Did you know there are over 300,000 trained “storm spotters” in the United States? These volunteers assist the National Weather Service with visual reports that aid in forecasting, and May 4th recognizes their contributions to our communities. To mark National Weather Observers’ Day - and with the official start of hurricane season only weeks away - we thought it pertinent to address this topic, one that should always be foremost in every boater’s mind.
As any meteorologist will tell you, weather is fickle, but fascinating. Beautiful, but dangerous. When driving on land, drivers adjust their speed and focus solely on the road when they encounter precipitation. The same observational skills, respect for the elements and responsible thinking should be applied to your time behind the helm, to ensure the safety of everyone aboard.
Reading the weather is a skill that, in truth, is an amalgam of first-hand experiences with both good and bad conditions that takes years to acquire. So let’s just start with the basics - see if you notice any of these indicators the next time you’re on the water.
Be Observant: Clouds, Winds and Humidity
There are several basic cloud types, but at sea, cirrus clouds are the ones to be watchful for. These thin, wispy clouds can appear at any altitude, but are generally the result of tropical cyclones, or by-products of outflow from the anvil of a cumulonimbus. In short, cirrus clouds are good indicators that the weather will deteriorate.
While keeping an eye on the sky, it is also important to be aware of wind conditions. Winds are the driving force of all weather at sea, producing waves and swells, and are therefore integral to marine weather forecasting. Shifts in wind speed and direction, however subtle, foretell a change in the weather, be it for good or ill. Typically in the Northern Hemisphere, wind blows in a westerly fashion; winds that blow due north or due south are synonymous with stronger storm systems.
Humidity and pressure changes can be a bit harder to detect without the proper equipment. Those with sensitive noses might claim the sea smells more pungent when rain is in the forecast. Similarly, those who have ever broken a bone swear by the discomfort a change in pressure can cause. Luckily, instruments like sling psychrometers (or hygrometers) and barometers are available to those of us whose bodies are not quite so attuned to the atmosphere.

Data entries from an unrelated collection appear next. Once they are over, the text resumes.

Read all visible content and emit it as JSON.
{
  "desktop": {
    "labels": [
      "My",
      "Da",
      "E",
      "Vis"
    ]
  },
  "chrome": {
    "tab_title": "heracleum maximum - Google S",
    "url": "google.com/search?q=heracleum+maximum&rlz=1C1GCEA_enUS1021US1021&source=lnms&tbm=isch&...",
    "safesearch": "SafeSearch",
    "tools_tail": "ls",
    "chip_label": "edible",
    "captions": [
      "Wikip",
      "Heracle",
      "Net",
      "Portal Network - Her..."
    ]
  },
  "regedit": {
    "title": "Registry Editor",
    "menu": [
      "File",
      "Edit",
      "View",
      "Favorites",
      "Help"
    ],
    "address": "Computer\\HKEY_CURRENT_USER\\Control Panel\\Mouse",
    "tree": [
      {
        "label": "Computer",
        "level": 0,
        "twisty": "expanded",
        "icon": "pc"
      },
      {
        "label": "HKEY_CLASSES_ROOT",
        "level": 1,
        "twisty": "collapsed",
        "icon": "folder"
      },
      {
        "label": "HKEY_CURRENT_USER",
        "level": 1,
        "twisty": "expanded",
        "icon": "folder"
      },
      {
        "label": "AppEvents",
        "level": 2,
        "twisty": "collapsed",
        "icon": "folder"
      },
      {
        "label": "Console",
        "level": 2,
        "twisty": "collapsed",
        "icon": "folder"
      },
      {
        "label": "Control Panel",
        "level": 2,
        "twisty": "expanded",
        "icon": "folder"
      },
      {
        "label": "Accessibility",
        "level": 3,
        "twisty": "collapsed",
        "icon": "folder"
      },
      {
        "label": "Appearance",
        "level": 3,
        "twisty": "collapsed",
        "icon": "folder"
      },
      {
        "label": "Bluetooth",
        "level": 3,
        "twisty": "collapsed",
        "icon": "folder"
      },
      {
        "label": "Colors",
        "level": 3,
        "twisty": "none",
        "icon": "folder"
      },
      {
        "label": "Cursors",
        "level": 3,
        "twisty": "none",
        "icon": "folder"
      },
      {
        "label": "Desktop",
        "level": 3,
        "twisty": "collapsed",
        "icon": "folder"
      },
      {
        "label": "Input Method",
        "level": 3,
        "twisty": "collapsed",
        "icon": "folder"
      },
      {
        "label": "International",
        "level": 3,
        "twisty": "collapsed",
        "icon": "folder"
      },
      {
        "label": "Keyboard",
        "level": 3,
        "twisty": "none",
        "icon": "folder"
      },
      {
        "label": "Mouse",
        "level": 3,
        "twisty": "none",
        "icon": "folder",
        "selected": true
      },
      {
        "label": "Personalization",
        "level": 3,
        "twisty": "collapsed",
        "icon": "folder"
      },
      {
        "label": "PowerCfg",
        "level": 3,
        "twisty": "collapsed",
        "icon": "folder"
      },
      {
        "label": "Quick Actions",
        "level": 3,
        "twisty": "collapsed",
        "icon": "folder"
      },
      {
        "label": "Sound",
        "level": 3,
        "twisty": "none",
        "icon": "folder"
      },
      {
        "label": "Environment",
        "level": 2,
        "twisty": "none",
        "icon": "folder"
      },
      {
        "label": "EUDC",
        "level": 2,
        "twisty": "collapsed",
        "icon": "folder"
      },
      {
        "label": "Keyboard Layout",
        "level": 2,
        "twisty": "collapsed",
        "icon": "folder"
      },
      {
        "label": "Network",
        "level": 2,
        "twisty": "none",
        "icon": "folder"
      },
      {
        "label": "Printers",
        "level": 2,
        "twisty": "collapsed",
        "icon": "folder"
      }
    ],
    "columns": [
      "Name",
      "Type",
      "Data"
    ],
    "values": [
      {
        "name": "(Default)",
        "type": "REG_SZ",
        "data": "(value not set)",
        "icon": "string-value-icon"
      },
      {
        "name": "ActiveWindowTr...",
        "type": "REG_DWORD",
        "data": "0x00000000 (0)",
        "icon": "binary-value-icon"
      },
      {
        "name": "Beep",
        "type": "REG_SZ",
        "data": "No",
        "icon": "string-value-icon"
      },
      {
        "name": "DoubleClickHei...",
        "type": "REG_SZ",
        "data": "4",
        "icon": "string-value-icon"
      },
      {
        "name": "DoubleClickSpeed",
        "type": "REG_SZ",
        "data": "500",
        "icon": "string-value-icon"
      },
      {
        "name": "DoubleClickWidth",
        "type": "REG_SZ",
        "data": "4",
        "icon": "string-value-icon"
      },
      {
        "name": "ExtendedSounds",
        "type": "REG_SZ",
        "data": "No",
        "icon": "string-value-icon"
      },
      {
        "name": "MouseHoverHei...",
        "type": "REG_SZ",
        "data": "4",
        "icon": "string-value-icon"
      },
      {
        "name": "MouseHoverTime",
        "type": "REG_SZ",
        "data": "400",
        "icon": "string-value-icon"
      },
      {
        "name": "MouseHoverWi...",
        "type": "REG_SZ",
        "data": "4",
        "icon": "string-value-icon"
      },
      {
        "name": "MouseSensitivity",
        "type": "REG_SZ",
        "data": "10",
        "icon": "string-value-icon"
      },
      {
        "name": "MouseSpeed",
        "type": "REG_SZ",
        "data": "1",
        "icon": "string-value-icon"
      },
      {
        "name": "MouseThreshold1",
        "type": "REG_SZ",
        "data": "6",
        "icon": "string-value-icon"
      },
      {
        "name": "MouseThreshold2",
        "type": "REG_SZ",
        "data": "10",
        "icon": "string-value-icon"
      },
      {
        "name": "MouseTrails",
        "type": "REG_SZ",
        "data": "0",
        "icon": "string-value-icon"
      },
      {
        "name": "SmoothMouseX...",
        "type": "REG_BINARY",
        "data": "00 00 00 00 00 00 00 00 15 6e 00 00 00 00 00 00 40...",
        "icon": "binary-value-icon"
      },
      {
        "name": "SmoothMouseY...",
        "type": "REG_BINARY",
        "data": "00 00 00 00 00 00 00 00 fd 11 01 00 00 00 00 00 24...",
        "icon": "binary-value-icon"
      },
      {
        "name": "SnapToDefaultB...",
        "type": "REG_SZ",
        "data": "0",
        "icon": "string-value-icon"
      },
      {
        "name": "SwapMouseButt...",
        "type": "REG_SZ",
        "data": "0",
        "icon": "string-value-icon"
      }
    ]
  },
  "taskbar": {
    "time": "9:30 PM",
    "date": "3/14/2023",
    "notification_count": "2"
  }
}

...Or, better yet, “there’s an app for that!” Here are a few marine apps we recommend:
For even more, Boating Magazine has a comprehensive list, including apps that aid with navigation.
Believe it or not, various marine animals can help you predict the weather as well, if you know which behaviors to look for. For example, sea gulls will seek shelter when weather threatens to turn foul. Seeing them at sea in greater numbers is a good indicator you’re likely to enjoy calm waters. The same goes for the cousin of the dolphin, the porpoise; their pods are known to stick closer to shores and bays to safely ride out storms.
Ah, technology; where would we be without it? Here at Everglades, we are committed to keeping you safe in any ocean conditions, which is why we install only the best systems on the market. When used in tandem with observance, these electronics can keep you out of harm’s way when the weather decides to change.
VHF - Very High Frequency Radio - According to the US Coast Guard, a VHF radio is the single most important marine radio you can have. For tips on its proper use, and how to make an effective distress call, visit the U.S. Department of Homeland Security’s Navigation Center webpage. Each VHF has a designated weather station (WX) with constantly updating information, accessible with the touch of a button. Garmin VHF models are available for installation on every Everglades center console we build.
Radar - Radars do so much more than just "ping". They provide active sea conditions, monitor storms and surface temperatures, and alert you to changing ocean topography.
Sirius XM marine weather receiver - An invaluable addition to any center console. The marriage between Garmin’s multifunction display and Sirius’ radio capability offers chart overlays to monitor clouds and lightning, coastal weather forecasts, and more.
Armed with these tips and the most current tech, you can rest assured no weather situation will take you by surprise.
Have a tip, or a personal on-the water experience you'd like to share with your fellow Evergladers? Click below to email us!